Astronaut Stan Love visited the KEXP studio yesterday and, as John mentioned on-air on the Morning Show, everyone was geeked way out. The KEXP conference room was packed as Astronaut Love (well, I guess he just goes by Stan) gave a presentation and answered some questions about two seemingly unrelated topics: space and independent music. In addition to the two spacewalks he performed earlier this year while attaching a new laboratory to the outside of the International Space Station (ISS), he also works in public relations for NASA. Naturally, he usually speaks to science and technology oriented crowds, but recently he’s been able to choose his PR destinations. One of the reasons he chose KEXP was to present to the station the copy of Live at KEXP Volume Three that he took with him to the ISS. Our little CD orbited 200 miles above the earth 203 times and traveled about 5,296,832 miles in Stan’s thirteen day trip. He also brought back an amazing picture of him, with the CD floating in zero gravity and the Earth in the background, but that’s a classified photo. Act like I never mentioned it.
Stan lived in Seattle from 1987 to 1993 and stumbled upon KCMU while he was attending grad school at the University of Washington. Since then, he’s been a big independent music fan, a position that’s challenging in his current home of Houston, where pickin’s for non-commercial music, as you might guess, are slim. When Stan isn’t keeping up on his robotic arm training or participating in some suited underwater practice sessions, he’s just like the rest of us: he streams KEXP while he checks and deletes email.

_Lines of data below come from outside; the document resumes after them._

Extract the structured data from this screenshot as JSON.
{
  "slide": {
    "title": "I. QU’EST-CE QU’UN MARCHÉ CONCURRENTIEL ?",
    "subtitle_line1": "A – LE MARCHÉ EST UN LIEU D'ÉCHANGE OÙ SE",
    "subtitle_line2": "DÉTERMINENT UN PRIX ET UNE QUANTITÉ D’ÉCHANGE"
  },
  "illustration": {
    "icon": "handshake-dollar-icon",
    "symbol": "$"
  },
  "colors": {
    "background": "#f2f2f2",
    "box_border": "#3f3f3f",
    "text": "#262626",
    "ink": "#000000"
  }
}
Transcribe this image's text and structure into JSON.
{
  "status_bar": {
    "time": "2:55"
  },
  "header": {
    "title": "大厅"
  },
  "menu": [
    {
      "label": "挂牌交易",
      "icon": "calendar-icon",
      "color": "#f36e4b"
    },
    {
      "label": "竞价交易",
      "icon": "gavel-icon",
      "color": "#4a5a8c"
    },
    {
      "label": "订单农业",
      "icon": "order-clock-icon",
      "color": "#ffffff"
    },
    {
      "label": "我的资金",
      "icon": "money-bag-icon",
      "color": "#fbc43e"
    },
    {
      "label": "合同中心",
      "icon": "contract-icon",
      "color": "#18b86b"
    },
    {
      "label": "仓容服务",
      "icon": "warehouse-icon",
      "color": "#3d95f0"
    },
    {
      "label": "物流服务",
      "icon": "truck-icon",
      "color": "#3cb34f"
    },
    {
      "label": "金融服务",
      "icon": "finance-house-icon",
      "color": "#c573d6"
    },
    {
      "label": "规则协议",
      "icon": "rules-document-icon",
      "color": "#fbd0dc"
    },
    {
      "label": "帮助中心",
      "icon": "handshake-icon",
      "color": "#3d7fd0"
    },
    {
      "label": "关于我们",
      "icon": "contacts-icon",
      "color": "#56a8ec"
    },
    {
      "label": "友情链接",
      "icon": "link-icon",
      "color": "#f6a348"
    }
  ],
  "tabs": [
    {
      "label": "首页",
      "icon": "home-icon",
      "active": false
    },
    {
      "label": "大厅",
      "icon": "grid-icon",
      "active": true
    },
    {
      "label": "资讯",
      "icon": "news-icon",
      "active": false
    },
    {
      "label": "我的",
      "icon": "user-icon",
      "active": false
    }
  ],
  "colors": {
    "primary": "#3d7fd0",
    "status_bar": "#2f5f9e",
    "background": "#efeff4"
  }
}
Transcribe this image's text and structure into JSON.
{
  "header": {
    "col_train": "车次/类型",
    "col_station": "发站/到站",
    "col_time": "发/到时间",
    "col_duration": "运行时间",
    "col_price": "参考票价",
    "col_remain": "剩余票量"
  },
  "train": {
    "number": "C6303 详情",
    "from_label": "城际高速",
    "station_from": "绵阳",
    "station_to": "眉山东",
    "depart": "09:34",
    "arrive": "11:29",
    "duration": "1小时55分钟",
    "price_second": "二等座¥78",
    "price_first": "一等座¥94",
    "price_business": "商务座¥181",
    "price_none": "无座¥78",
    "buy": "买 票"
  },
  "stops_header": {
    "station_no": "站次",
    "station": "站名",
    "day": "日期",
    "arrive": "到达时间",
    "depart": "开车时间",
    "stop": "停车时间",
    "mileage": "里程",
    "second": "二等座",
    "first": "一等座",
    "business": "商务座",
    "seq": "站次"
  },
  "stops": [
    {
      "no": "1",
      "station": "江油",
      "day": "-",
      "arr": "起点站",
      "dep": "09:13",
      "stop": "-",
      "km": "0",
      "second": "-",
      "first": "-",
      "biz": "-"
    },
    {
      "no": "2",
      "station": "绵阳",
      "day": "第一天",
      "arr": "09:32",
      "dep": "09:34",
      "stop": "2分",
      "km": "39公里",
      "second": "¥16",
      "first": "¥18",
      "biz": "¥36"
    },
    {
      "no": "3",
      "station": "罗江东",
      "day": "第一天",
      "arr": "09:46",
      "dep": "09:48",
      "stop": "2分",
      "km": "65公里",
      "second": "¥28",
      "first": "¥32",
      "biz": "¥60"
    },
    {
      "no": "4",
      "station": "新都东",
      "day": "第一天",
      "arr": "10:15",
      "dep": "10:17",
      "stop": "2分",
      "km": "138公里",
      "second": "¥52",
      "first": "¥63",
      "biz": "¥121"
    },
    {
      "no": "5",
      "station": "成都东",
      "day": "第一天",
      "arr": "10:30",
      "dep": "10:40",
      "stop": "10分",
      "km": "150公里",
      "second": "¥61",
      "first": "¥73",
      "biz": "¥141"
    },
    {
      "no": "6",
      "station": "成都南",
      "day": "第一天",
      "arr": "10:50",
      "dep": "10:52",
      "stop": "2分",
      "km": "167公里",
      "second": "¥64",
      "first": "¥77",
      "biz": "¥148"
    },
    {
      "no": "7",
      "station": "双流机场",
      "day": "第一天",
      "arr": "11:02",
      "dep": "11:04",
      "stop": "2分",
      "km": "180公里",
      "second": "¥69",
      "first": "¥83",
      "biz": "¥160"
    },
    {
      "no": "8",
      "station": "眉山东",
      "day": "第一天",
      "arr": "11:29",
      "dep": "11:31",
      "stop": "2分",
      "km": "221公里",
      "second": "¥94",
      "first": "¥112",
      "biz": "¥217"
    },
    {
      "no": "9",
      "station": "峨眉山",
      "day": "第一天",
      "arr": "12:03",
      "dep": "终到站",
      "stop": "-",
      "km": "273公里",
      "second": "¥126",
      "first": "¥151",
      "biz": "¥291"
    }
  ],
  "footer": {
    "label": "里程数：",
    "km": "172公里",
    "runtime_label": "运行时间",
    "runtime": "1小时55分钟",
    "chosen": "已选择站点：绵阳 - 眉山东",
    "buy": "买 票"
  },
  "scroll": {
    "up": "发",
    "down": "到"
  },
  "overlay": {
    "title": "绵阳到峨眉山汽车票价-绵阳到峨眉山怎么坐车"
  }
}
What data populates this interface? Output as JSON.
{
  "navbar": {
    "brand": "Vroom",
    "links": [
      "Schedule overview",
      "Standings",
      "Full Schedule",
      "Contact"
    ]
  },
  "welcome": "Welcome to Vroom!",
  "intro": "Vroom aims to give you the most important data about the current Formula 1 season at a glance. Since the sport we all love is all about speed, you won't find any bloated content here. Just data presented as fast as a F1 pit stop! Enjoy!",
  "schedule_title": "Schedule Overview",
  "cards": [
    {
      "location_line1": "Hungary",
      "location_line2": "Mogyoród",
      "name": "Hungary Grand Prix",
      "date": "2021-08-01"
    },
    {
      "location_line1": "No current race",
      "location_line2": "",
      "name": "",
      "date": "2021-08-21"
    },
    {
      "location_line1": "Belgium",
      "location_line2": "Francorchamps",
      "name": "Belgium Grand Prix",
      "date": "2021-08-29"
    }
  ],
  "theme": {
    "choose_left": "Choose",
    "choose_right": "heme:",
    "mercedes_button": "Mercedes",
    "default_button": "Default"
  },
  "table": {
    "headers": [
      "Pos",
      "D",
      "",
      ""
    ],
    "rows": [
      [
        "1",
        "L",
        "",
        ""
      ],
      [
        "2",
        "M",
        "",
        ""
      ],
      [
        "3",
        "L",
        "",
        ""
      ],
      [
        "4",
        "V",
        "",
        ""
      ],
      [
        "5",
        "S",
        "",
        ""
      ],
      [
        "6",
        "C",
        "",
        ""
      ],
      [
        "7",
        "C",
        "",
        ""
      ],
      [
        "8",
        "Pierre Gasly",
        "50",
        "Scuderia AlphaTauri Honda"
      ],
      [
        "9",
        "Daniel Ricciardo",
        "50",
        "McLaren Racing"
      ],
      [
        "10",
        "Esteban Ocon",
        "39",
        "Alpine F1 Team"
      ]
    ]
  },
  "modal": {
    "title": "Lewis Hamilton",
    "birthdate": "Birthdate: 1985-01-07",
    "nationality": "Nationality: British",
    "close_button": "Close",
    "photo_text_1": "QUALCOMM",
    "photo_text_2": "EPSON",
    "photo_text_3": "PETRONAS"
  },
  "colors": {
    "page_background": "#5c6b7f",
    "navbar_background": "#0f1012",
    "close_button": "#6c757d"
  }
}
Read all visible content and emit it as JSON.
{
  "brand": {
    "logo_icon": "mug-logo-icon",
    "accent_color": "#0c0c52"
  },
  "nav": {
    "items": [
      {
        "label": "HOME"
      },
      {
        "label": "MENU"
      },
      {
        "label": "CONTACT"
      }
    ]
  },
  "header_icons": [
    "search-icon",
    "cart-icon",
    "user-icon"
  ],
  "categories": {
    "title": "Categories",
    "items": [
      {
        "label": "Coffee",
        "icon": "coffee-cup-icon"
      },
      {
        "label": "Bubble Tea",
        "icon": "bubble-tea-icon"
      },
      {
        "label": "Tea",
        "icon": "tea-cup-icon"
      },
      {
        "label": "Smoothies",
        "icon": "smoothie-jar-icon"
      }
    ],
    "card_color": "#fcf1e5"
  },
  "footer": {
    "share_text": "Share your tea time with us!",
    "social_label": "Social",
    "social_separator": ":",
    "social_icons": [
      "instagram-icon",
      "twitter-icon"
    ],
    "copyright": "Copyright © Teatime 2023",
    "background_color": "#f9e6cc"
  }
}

If you own Live at KEXP Volume Three (and if you don’t, you need to have a good, long think with yourself right now), you’re probably familiar with the space penguin artwork [by Oksana Badrak]. By a bizarre coincidence, the training class of astronauts that Stan was in was dubbed “The Penguins” because it was assumed that they would never fly — the previous classes were large and NASA had an overstock of astronauts on their hands. So, when Stan received the Live at KEXP CD, something was a little meant to be, and that penguin did fly.
I personally believe that Stan’s next career move should be to pioneer the Orbital Travel Agent industry. Apparently, space travel is “not that hard on you.” He offered some great tips on how much time one should set aside to accommodate for nausea and acclimation for a sub-orbital hop (four minutes), orbital flight (about two weeks) and a trip to Mars (nine months travel each way, six months on the planet). Of course, it would be helpful if a trip to the ISS didn’t set a person back about $30 million, which is the Russian team’s going rate.
Finally, Stan shared with us a fantastic “space playlist” that he put together for his journey which showed his good taste and depth of music appreciation. Sadly, that too is classified. I know, right? I can’t reprint a playlist? Trust no one. Act like I never mentioned it.